For the last couple weeks, I’ve been making a desultory effort to literally lighten my load – the moving company charges by weight for storage, and the less to pack, the better. Like most people, I suspect, I’ve for years been hanging on to too much I’ll never again listen to, fit into or use. Some of it, such as my grandmother’s costume jewelry and beaded party sweater, I simply can’t bear to let go.
But I’ve made great headway into cleaning out my closet. Yesterday, I donated to Dress for Success (a non-profit that helps women entering or re-entering the workforce with appropriate clothing and coaching, among other things) a backseat full of business clothes that I hope will help make a newly employed (or soon to be employed) woman feel at least a little bit empowered.
I, on the other hand, feel empowered by saying goodbye to those eight suits, 34 pairs of dress pants and 15 or so skirts, silk blouses, twin sets and other business non-casual items I hope I’ll never have to wear again (I did keep the only suit that still fits, just in case).
But here’s the depressing (and rather shocking) thing: I added up the cost. I’m claiming $4,000 on the donation form (that I’ll no doubt lose before tax time next year). The actual amount I paid for those items over the years is probably closer to $6,000.

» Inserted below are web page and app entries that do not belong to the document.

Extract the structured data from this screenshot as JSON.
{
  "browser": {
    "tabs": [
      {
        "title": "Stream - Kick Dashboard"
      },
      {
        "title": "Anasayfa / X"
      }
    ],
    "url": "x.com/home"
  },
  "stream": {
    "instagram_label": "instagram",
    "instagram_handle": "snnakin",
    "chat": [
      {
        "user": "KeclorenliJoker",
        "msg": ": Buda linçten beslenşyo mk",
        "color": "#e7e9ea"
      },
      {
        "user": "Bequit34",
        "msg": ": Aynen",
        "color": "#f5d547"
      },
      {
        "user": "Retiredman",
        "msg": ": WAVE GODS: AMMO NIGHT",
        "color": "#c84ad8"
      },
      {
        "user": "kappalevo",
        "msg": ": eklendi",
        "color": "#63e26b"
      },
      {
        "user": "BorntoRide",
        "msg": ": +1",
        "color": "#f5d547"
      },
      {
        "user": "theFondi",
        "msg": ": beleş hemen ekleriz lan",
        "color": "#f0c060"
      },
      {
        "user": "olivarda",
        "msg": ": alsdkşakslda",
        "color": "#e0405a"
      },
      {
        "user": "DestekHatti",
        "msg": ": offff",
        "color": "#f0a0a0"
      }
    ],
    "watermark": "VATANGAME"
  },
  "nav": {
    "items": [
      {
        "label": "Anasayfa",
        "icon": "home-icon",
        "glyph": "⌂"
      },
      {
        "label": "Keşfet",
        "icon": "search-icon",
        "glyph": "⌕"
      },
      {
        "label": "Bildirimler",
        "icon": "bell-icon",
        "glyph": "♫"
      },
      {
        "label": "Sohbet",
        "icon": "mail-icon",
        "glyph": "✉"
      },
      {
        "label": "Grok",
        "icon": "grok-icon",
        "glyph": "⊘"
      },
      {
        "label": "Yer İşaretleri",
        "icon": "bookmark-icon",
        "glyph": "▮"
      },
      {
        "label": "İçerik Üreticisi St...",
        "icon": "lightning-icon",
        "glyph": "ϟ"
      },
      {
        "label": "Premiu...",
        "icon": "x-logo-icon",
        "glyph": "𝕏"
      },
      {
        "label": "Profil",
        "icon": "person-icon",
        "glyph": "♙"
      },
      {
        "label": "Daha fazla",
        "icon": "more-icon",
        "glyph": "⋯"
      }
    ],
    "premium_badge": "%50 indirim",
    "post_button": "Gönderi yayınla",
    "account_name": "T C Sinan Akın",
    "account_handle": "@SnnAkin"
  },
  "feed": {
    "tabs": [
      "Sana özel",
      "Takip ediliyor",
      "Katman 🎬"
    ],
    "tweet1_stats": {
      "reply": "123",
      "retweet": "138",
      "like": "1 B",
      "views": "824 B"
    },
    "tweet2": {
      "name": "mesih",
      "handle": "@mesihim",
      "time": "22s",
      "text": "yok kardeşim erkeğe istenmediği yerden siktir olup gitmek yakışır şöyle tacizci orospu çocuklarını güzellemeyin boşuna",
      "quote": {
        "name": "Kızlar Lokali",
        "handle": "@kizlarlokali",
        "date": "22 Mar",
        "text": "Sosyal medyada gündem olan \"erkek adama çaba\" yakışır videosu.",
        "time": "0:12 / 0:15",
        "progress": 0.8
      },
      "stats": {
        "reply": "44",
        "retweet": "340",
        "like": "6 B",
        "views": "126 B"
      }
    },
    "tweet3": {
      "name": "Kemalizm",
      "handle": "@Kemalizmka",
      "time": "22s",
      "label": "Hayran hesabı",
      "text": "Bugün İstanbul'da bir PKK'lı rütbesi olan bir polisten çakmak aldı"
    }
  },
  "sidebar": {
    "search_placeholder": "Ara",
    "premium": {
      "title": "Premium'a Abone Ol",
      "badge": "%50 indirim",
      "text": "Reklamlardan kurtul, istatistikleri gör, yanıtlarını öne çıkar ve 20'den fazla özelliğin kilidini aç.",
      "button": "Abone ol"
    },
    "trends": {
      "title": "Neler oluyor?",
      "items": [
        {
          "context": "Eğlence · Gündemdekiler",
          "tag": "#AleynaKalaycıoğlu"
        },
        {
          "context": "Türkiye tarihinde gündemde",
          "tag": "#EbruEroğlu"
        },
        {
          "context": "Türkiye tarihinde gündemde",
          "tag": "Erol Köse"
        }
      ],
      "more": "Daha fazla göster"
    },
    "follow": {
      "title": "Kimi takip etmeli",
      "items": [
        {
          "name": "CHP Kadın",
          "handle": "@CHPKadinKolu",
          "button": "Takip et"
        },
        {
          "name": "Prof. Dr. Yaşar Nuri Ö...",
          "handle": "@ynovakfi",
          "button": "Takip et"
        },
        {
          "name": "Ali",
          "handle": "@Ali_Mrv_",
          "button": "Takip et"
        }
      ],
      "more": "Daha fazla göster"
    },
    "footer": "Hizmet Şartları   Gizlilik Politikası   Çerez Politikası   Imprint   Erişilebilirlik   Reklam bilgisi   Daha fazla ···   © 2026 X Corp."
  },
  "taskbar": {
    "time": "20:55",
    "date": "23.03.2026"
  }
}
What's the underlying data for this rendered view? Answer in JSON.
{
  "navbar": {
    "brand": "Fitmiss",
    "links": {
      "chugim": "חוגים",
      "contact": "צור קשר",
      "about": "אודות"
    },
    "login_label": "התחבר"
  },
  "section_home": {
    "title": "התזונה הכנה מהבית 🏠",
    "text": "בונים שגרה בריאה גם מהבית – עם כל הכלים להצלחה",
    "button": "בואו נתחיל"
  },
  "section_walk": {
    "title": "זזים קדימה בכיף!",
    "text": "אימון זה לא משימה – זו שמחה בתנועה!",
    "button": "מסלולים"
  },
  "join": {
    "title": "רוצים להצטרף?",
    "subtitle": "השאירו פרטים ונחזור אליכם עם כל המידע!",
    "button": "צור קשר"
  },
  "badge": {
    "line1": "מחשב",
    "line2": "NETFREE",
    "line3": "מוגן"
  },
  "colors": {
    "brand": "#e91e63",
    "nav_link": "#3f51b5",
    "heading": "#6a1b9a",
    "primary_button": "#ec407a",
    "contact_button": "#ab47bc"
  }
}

On our local online bulletin board this morning, I posted a couple of free-for-the-taking items, including a barely used NordicTrack ($500), the lovely L-bracket “joinery” pine shelves I built in 1988 or so (the first piece of functional furniture I ever made, actually…still standing – priceless!), a microwave and a few other ridiculous things that for some reason I carried to the third floor instead of giving them away initially (a Mickey Mouse waffle iron, for example – I don’t even like Mickey Mouse. I’m more of a Looney Tunes girl.) They’re all already claimed, and some are already out of the house.
Then, I boxed up my cassettes, both the commercial ones and the little-heard (and not worth hearing) ones of me playing the piano and singing in a school musical. Not to mention the 20 or so tapes I recorded while listening to Kasey Kasem’s Top 40 Countdown (or is it Kountdown?) on Sunday mornings. I sure liked Chicago. Total cost (for the commercial ones): around $3,000. I’m sending those off to GreenDisk tomorrow for recycling.
That CD case at left is only about half of them; I have seven 100-slot CD wallets full, too. On the commercial ones alone, I spent enough to cover the cost of the new roof.
Do stores still buy/sell used CDs? I hear vinyl is the hot new thing (unfortunately, those I unloaded prior to my last move). I’ve made a list of the ones in decent shape; perhaps I’ll shop it around.
I’m not complaining, mind you – merely stating fact. I enjoyed wearing those clothes (for a while); it was (and still is) rewarding to finally have a professional job after a decade as a sales clerk, barista and bartender. And I had a great many great evenings and road trips listening to that music (yes, even the Chicago) – I wouldn’t trade any of that.
I have the memories; I no longer need the physical manifestations thereof. Still, it’s difficult to let them go.